I nodded and again said, "Anything." I knew how the game was played.

"Fortunately, the schools in my district are doing pretty well on their own so it would be a waste of money to bring GRAD to them. Better to use it in other cities with greater needs. Of course, more in Ohio would be welcome," he winked, "because as I said I've heard how much good it's already doing."

"And?" I asked. "Anything else?"

"That's it," he said getting up out of his chair and again extending his hand to me. "Just keep doing a good job. That's really wall I want."

Footnote--the appropriation/earmark proceeded and was approved by both houses of Congress. Many additional thousands of at-risk students benefited, including more in Ohio.

But about the current political situation, as my grandmother said . . .

Wednesday, January 05, 2011

January 5, 2011--Saudi Arabia One

WikiLeaks is leaking much more than nasty stuff about what is going on behind the scenes in Iraq, Afghanistan, and Pakistan. Just the other day the New York Times reported about how U.S. diplomats intervene around the world to get non-competitive, sweetheart deals for American businesses. (Linked below.)

For example, anyone who thinks that the global competition between Boeing and Airbus for multi-billion dollar aircraft orders operates through the mechanisms of a free market needs to look at some of the cable traffic WikiLeaks obtained from State Department files.

That allegedly blind-handed market that my Republican friends revere, and in support of which they ironically cite Boeing's dominant worldwide role, is not as free of government intervention as they imagine. They especially need to look at how big government (in this case, ours) has its fingerprints all over these deals, acting as a virtual salesman in brokering mega-orders from the Saudi Arabians and many others.
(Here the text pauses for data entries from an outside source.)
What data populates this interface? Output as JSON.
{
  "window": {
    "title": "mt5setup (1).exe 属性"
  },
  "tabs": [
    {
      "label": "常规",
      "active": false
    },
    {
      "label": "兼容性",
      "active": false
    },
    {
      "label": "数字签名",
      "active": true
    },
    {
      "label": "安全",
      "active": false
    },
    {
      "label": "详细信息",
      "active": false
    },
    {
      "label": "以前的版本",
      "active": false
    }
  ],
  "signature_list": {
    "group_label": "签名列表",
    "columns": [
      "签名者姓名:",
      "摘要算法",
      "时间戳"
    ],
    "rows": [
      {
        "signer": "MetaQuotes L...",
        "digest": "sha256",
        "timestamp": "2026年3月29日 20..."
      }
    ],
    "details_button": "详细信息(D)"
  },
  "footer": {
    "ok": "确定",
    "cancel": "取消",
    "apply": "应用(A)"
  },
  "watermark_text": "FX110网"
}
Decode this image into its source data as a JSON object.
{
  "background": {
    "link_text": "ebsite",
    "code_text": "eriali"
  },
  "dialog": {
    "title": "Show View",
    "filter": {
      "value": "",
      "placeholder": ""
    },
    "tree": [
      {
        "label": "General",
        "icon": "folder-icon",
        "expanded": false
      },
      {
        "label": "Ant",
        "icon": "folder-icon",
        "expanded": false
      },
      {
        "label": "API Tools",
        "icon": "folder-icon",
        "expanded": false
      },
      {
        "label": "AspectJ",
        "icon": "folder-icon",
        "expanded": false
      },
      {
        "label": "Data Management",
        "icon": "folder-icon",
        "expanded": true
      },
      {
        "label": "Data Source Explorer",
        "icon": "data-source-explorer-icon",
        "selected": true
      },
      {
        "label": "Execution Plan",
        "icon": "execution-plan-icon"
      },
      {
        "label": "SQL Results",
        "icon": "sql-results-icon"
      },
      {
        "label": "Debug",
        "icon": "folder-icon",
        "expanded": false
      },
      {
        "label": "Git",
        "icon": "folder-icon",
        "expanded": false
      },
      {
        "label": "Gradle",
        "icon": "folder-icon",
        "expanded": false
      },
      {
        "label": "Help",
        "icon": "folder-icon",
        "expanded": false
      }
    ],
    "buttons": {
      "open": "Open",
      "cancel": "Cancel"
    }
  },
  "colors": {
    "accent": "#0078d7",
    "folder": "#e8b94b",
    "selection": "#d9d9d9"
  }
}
A brief look at that deal provides both enlightenment and amusement because what the Saudi royal family demanded before placing orders for scores of Boeing's wide-bodies and Dreamliners reveals how things of this kind work in the "real" world and how over-reaching and preposterous everyone's behavior can be when big, big bucks are at stake.

Again, as we have learned, a great deal that is currently disturbing in the world is traceable to decisions and actions taken during the years of the recent Bush administration. In regard to international business, since there are laws on the books that do not allow Americans to bribe or make gifts to foreign companies or governmental officials, including to intermediaries who act as agents for those very businesses and governments, since other nations play by different rules--seeing the bribing of officials as culturally-acceptable--we have devised different ways to be competitive.

WikiLeaks has uncovered documents that show our ambassadorial corps doing what would be illegal if carried out by American businessmen. There is evidence that even the president of the United States at times gets directly involved. The king of Saudi Arabia, when negotiating with Boeing officials for the purchase of forty-three 747s for Saudi Arabian Airlines and another 13 for the Saudi royal fleet (!) read a letter from President Bush to Boeing executives that said Boeing planes were his "personal favorites."

So persuaded were the Saudi royals by Bush's recommendation that in return for placing the order they demanded that the jets designated for the royal family come equipped with exactly the same communications and defensive capabilities that America president have on Air Force One.

The king himself boldly wrote to Israel Hernandez, a senior Commerce Department official:

I am instructing you to speak to the president and all concerned authorities that [I] want to have all the technology that [my] friend, President Bush, [has] on Air Force One.

Mr. Hernandez responded:

God willing, he will make a decision that will please you very much.

God apparently was willing and King Abdullah got the high-tech toys he was seeking and his government placed the full order.

Having said this, we also live in a complicated world where for every billion dollars worth of orders it receives Boeing employs 11,000 workers and since the Saudi order was ultimately for about $4.0 billion worth of planes that translates into nearly 50,000 well-paying jobs. So what are we to do?